Dataset entries:
##############################

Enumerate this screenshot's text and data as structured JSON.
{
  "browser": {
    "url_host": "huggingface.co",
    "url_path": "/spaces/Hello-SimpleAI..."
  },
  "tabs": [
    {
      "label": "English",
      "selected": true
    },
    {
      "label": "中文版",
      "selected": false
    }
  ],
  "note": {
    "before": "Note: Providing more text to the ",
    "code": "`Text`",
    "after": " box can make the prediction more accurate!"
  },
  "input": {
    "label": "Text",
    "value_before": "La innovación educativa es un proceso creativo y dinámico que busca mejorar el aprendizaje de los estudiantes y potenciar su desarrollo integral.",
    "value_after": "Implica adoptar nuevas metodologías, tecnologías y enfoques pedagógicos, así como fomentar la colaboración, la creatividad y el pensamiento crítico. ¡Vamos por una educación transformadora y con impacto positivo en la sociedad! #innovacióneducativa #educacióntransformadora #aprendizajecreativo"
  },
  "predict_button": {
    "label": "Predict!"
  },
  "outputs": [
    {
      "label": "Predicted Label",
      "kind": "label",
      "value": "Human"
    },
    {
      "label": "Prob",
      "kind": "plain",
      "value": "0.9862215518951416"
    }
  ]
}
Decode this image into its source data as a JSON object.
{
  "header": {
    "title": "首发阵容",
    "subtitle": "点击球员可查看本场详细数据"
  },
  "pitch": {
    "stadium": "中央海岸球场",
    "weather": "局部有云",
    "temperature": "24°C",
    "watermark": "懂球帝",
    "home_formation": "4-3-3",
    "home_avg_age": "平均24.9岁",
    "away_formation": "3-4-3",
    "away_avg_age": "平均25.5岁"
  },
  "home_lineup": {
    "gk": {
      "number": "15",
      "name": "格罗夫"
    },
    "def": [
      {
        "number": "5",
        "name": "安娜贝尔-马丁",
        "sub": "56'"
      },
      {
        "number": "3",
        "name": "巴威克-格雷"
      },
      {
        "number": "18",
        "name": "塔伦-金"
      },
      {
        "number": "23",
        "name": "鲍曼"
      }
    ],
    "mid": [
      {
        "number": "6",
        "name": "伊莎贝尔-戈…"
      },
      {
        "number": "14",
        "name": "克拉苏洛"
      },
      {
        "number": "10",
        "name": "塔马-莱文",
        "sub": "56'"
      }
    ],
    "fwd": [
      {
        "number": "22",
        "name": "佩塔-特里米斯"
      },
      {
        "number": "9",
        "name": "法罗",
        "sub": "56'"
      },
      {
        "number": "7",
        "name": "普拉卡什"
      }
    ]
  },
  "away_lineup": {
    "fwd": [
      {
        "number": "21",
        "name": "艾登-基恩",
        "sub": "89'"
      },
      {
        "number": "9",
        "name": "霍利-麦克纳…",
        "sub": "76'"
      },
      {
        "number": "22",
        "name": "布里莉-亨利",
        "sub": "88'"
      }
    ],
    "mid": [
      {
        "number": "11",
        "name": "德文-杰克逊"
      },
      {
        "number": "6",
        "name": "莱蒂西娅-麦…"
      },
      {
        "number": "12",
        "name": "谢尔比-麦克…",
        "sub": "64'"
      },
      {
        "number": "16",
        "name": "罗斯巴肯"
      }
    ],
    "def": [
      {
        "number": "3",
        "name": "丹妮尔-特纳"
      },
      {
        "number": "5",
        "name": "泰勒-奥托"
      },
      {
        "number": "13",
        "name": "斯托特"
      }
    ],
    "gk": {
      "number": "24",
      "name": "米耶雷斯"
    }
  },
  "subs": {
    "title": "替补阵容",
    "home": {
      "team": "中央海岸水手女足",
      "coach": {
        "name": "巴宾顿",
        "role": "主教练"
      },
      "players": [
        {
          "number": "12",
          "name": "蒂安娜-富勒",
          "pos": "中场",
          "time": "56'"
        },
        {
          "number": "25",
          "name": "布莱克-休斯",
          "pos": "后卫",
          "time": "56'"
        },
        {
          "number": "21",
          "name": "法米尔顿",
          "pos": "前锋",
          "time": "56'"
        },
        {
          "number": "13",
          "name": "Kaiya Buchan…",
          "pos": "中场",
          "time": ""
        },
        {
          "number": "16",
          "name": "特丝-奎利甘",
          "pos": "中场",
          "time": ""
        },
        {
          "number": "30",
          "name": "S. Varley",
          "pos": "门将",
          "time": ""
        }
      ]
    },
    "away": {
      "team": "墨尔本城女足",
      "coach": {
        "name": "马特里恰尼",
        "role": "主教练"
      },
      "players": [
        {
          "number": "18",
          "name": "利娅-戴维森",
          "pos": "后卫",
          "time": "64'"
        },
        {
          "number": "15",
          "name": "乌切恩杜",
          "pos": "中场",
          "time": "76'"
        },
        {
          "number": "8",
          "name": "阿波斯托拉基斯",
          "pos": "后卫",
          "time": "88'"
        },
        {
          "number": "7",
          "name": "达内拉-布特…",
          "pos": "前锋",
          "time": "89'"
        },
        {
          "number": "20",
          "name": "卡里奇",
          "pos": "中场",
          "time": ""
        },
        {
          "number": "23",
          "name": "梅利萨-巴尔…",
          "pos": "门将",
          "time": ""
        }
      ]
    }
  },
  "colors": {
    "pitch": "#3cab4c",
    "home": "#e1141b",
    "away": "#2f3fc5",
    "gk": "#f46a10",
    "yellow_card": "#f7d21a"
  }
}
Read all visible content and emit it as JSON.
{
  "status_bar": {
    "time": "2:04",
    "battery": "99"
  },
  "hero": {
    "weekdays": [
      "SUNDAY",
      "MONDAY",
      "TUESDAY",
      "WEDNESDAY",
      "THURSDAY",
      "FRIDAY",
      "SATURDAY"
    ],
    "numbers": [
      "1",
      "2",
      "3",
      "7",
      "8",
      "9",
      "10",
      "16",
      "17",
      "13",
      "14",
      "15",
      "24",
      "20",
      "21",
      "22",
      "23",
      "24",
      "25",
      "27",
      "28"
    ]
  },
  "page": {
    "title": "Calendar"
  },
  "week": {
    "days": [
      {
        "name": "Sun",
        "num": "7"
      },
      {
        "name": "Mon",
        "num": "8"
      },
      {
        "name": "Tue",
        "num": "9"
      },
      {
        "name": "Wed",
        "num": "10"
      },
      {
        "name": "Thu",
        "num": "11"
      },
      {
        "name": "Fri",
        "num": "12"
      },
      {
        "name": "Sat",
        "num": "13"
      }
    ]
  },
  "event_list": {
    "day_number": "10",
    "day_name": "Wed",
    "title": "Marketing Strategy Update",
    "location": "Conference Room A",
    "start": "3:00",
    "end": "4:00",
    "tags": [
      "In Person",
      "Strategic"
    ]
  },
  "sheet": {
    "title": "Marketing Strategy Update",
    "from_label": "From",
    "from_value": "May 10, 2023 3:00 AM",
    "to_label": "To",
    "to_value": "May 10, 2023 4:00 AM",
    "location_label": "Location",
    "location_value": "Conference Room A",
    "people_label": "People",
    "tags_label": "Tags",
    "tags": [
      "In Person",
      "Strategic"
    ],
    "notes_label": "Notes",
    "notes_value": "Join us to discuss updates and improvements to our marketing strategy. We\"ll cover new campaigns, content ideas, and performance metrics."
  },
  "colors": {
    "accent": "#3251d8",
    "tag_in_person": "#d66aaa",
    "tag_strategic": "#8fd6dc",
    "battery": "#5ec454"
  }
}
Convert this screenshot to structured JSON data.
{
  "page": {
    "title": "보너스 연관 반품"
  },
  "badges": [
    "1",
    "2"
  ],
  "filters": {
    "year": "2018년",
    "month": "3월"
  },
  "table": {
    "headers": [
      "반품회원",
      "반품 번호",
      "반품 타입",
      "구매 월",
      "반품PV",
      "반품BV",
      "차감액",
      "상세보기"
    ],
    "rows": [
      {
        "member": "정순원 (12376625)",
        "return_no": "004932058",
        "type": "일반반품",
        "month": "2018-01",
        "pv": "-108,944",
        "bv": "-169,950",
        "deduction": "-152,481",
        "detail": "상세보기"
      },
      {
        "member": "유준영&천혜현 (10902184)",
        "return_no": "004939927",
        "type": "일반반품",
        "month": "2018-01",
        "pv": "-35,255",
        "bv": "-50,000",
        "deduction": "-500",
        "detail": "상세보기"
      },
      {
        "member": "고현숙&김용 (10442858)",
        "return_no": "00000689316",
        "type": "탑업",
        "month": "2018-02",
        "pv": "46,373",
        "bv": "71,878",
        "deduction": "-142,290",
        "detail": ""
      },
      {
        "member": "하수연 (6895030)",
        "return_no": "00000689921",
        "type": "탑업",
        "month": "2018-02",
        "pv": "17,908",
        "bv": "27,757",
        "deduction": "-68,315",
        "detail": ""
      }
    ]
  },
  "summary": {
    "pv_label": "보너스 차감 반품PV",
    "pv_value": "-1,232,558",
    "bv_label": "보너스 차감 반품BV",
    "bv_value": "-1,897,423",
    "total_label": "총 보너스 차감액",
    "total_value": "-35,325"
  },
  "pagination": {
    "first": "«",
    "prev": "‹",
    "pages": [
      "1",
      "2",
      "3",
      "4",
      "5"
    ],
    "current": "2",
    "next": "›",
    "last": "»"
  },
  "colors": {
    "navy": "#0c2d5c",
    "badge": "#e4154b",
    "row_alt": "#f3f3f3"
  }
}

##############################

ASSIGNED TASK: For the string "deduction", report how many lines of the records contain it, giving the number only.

WRITTEN ANSWER: 4